    burden of establishing a prima facie case of disability discrimination. Plaintiff has not
    reciprocally demonstrated that a genuine issue exists for trial on that issue. Therefore,
    defendant is entitled to judgment as a matter of law on plaintiff’s disparate treatment
    claim.
             {¶26} For the foregoing reasons, and construing the facts most strongly in
    plaintiff’s favor, the court finds that there is no genuine issue as to any material fact and
    that defendant is entitled to summary judgment as a matter of law.              Accordingly,
    defendant’s motion for summary judgment is GRANTED and judgment is rendered in
    favor of defendant. All previously scheduled events are VACATED. Court costs are

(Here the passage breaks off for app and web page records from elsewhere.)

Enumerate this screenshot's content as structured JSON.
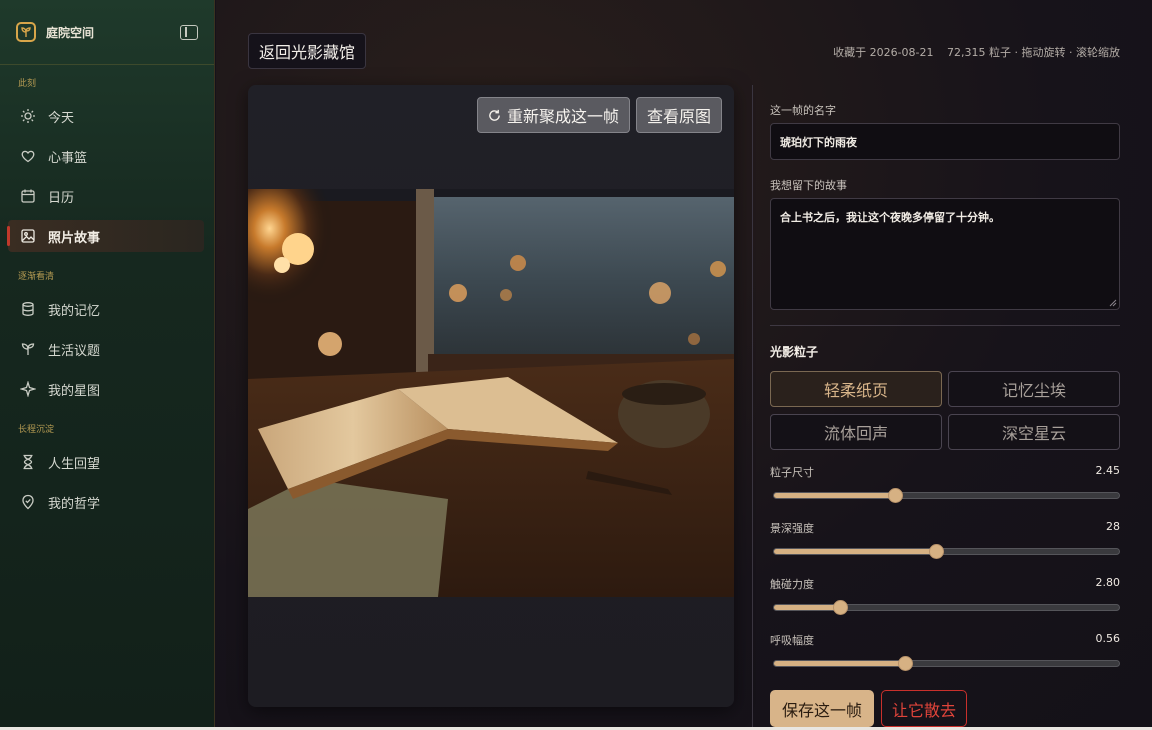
{
  "sidebar": {
    "brand": "庭院空间",
    "sections": [
      {
        "label": "此刻"
      },
      {
        "label": "逐渐看清"
      },
      {
        "label": "长程沉淀"
      }
    ],
    "items": [
      {
        "label": "今天",
        "icon": "sun-icon"
      },
      {
        "label": "心事篮",
        "icon": "heart-icon"
      },
      {
        "label": "日历",
        "icon": "calendar-icon"
      },
      {
        "label": "照片故事",
        "icon": "image-icon",
        "active": true
      },
      {
        "label": "我的记忆",
        "icon": "database-icon"
      },
      {
        "label": "生活议题",
        "icon": "sprout-icon"
      },
      {
        "label": "我的星图",
        "icon": "sparkle-icon"
      },
      {
        "label": "人生回望",
        "icon": "hourglass-icon"
      },
      {
        "label": "我的哲学",
        "icon": "badge-check-icon"
      }
    ]
  },
  "header": {
    "back_label": "返回光影藏馆",
    "saved": "收藏于 2026-08-21",
    "info": "72,315 粒子 · 拖动旋转 · 滚轮缩放"
  },
  "stage": {
    "reform_label": "重新聚成这一帧",
    "original_label": "查看原图"
  },
  "form": {
    "name_label": "这一帧的名字",
    "name_value": "琥珀灯下的雨夜",
    "story_label": "我想留下的故事",
    "story_value": "合上书之后，我让这个夜晚多停留了十分钟。"
  },
  "particles": {
    "title": "光影粒子",
    "modes": [
      "轻柔纸页",
      "记忆尘埃",
      "流体回声",
      "深空星云"
    ],
    "selected_mode": "轻柔纸页",
    "sliders": [
      {
        "label": "粒子尺寸",
        "value": "2.45",
        "fraction": 0.35
      },
      {
        "label": "景深强度",
        "value": "28",
        "fraction": 0.47
      },
      {
        "label": "触碰力度",
        "value": "2.80",
        "fraction": 0.19
      },
      {
        "label": "呼吸幅度",
        "value": "0.56",
        "fraction": 0.38
      }
    ]
  },
  "actions": {
    "save_label": "保存这一帧",
    "dismiss_label": "让它散去"
  },
  "colors": {
    "accent": "#d6b183",
    "danger": "#c9302c",
    "sidebar_top": "#1f3a2b",
    "section_label": "#b49a52"
  }
}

    assessed against plaintiff. The clerk shall serve upon all parties, notice of this judgment
    and its date of entry upon the journal.
    
    
    
                                              _____________________________________
                                              PATRICK M. MCGRATH
                                              Judge
    
    cc:
    
    
    Daniel H. Klos                                Randall W. Knutti
    4591 Indianola Avenue                         Assistant Attorney General
    Columbus, Ohio 43214                          150 East Gay Street, 18th Floor
                                                  Columbus, Ohio 43215-3130
    
    Filed January 6, 2015
    Sent To S.C. Reporter 12/31/15